- [Assigned task]:
Only the number is requested. Tally the lines of the data that hold the string "Application".

- [Interface dataset entries]:
++++++++

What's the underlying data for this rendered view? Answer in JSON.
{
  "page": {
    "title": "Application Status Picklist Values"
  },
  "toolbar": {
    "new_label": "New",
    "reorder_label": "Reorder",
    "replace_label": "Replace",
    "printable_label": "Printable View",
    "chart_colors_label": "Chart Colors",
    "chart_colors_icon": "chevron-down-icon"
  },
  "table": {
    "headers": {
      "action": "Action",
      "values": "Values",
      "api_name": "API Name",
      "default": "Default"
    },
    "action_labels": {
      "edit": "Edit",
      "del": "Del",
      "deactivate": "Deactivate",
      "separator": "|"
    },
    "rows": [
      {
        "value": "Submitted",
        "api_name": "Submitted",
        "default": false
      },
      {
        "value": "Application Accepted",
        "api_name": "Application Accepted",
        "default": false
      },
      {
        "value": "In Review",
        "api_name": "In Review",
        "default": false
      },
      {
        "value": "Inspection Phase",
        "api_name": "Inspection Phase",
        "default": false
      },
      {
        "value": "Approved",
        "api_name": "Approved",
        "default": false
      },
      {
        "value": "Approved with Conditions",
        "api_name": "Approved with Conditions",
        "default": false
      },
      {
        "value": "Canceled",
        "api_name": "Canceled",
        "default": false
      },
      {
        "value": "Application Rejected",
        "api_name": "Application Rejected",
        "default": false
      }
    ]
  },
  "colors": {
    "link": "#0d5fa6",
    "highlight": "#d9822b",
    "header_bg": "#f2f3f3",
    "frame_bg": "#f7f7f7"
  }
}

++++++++

- [Output for this exercise]:
5